The implication is that we can now use Brugmann's bead assemblages to date graves which lack brooches and any other diagnostic items and that we will have to balance the information from bead groups with other datable items when phasing graves within a cemetery or region. While there are regional fashions in beads, there are sufficient cross-regional elements to enable us to link a national sequence for the first time to the bead chronologies created for western and northern Europe in the early medieval period. This is a major achievement and the author has already built on her research in her contribution to the analysis of four major inhumation cemeteries in East Anglia (Bergh Apton, Morning Thorpe, Spong Hill and Westgarth Gardens (Bury St Edmunds), which is due to be published shortly. Her work is also a significant contribution to the reappraisal of the chronology of Anglo-Saxon cemeteries which is currently being undertaken by an international team of archaeologists supported by English Heritage project funding. A national sequence of thirty-year phases spanning the period from the later sixth to the early eighth century has been created by combining high-accuracy radiocarbon dates obtained from human bone with correspondence-analysis of the associated grave assemblages. This new work is likely to confirm the c. 650 date for the beginning of Brugmann's Group C beads with classic "Final-Phase" female assemblages being centred on the third quarter of the seventh century. The success of the English Heritage project is such that a follow-up to reassess burials for the period spanning the late fourth century to the middle third of the sixth century in lowland Britain would be a logical next step. The use of radiocarbon dates calibrated against tree-ring sequences will provide an invaluable check on the relative and absolute dating of the glass beads proposed here, which is heavily dependent on imported "Frankish" bead types and the chronologies of the continental cemeteries. This project will refine, however, rather than alter a fundamental piece of research presented here by Brugmann.
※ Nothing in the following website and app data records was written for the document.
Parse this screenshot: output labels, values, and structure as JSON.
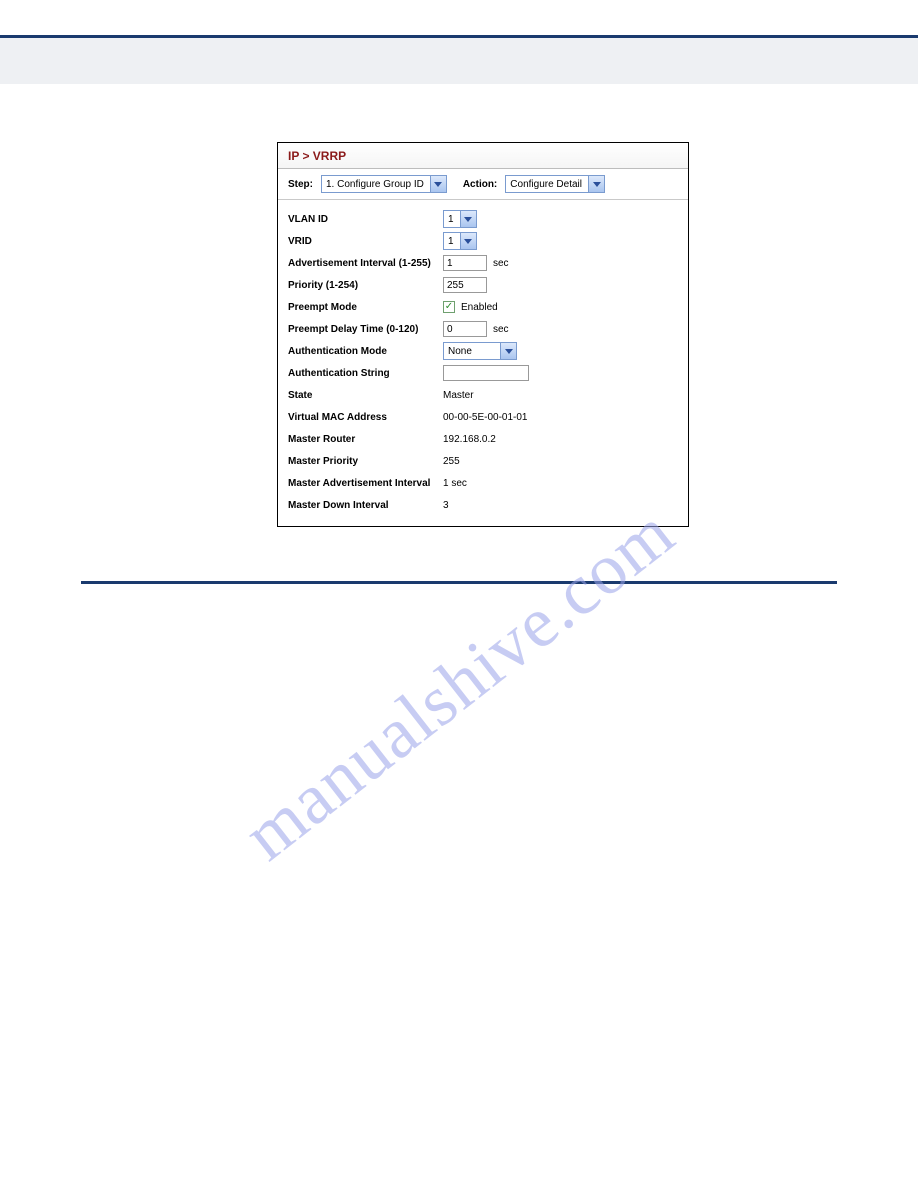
{
  "watermark": "manualshive.com",
  "panel": {
    "breadcrumb": "IP > VRRP",
    "step_label": "Step:",
    "step_value": "1. Configure Group ID",
    "action_label": "Action:",
    "action_value": "Configure Detail"
  },
  "fields": {
    "vlan_id_label": "VLAN ID",
    "vlan_id_value": "1",
    "vrid_label": "VRID",
    "vrid_value": "1",
    "adv_int_label": "Advertisement Interval (1-255)",
    "adv_int_value": "1",
    "adv_int_unit": "sec",
    "priority_label": "Priority (1-254)",
    "priority_value": "255",
    "preempt_label": "Preempt Mode",
    "preempt_enabled_text": "Enabled",
    "preempt_delay_label": "Preempt Delay Time (0-120)",
    "preempt_delay_value": "0",
    "preempt_delay_unit": "sec",
    "auth_mode_label": "Authentication Mode",
    "auth_mode_value": "None",
    "auth_string_label": "Authentication String",
    "auth_string_value": "",
    "state_label": "State",
    "state_value": "Master",
    "vmac_label": "Virtual MAC Address",
    "vmac_value": "00-00-5E-00-01-01",
    "master_router_label": "Master Router",
    "master_router_value": "192.168.0.2",
    "master_priority_label": "Master Priority",
    "master_priority_value": "255",
    "master_adv_label": "Master Advertisement Interval",
    "master_adv_value": "1 sec",
    "master_down_label": "Master Down Interval",
    "master_down_value": "3"
  }
}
The only danger is that Brugmann's work will be seen as a fully finished product rather than as the first stage in a process of analysing bead assemblages as part of our overall reassessment of the archaeology of Anglo-Saxon England. Compared to the Frankish regions of the continent, Anglo-Saxon female dress assemblages are more varied even within individual cemeteries and their burial grounds are relatively small (c. 100-250 graves), making a national or regional approach essential. It is a pity that at least two minor errors have been missed by the proof-readers, one being the consistent misspelling of the site of Zweeloo in the text as Zweelo (though the relevant bibliographical entry is correct) and the misdating of a 1979 publication by the late Sonia Chadwick Hawkes as Chadwick Hawkes 1997. Overall, however, this book is to be welcomed as an excellent demonstration of ambitious, yet focussed research that makes full use of computer and statistical resources. It is a reminder of the rich resources of furnished burial for this period that we can now begin to analyse electronically in a way that would have been impossible even fifteen years ago.